Varanasi is not a pretty place. There are times when the ghats can seem quite peaceful with men playing cards or badminton and kids playing cricket or flying kites. But there is also the pungent smell of cow manure and human urine, since the men seem to have zero bladder control and pee on everything in sight. There are also literally hundreds of dogs, goats, chickens, water buffalo, and burning bodies too. And then by late morning it is swarming with people. All of that aside, the ghats are generally quite clean. There are people paid to sweep up the steps and there are garbage cans everywhere where men do their best to spit their red betel into. Garbage and bodies are no longer allowed to be tossed into the Ganges either, but I did see a dead cow bobbing down it once. I’m told the river is clean and was dared to go have a bath in it. No thanks. Which is probably why I didn’t risk getting into a boat either.
One of my favorite moments was watching the sunset from the roof of my hotel. The sunset was beautiful but what really struck me were the hundreds of kids flying kites and playing the game of cutting their opponents string, like in the book, The Kite Runner. I also saw families of monkeys playing and jumping from rooftop to rooftop; a rooftop cricket game; and two men that spent hours hollering and spinning rags at a flock of pigeons that called their roof home.
On day 3 I went to Sarnath to visit the Dhamekh Stupa (and ancient grounds), the location where Buddha gave his first sermon after becoming enlightened under the Bodhi tree. There is also a temple, deer park, and museum. An important Buddhist pilgrimage site not to be missed (unless of course you don’t care about Buddha).
The rest of my time was spent walking along the ghats, eating great food, and playing with lots of dogs and puppies. One night I bought this sweet mum of 7 puppies a chicken dinner for 200 rupees. That is more than I pay for my own veggie meals. The men at the shop thought we were crazy and proceeded to take out their cameras to document the crazy westerners feeding a dog a perfectly good chicken dinner.
My final day was bitter sweet, I was happy to move on but I also grew to really like Varanasi. It was also the day that Neeta was going to check up on Matru and I would have loved to have gone. I had a great breakfast at the best cafe owned by an American woman (Aum Cafe). I then headed to the train where once again I felt a bit afraid standing there in the platform by myself, unsure if I was going to get on the right train or not. And then my fears were validated when two women swarmed me talking a mile a minute in Hindi. I thought they were trying to ask what train I was getting on but then a sketchy looking guy that knew them came over and asked if I had crack and that he needs crack. I said no and that the stuff was bad for you. Thankfully a train came (not mine) and I used the opportunity to move far away from them.

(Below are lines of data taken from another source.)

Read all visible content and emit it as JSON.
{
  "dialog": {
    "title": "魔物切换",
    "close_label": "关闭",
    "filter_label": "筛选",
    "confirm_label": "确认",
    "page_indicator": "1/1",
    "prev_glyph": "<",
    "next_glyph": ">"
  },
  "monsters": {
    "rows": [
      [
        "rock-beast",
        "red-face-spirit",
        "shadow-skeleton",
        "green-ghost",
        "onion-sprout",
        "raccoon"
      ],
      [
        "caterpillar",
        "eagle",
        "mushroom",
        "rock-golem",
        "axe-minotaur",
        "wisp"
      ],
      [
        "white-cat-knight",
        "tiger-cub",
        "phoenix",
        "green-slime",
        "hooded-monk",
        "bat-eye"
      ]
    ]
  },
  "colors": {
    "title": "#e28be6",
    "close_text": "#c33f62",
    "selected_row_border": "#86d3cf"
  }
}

I got my update on Matru. He is still not better. We suspect it’s nasal TVT (a type of tumor) but the vet doesn’t agree but will give him chemo anyway?! In any case, he would not be healthy enough to come home to Canada anyway. I did what I could, got him treatment and made a donation to vfa. Hopefully he’ll be better soon.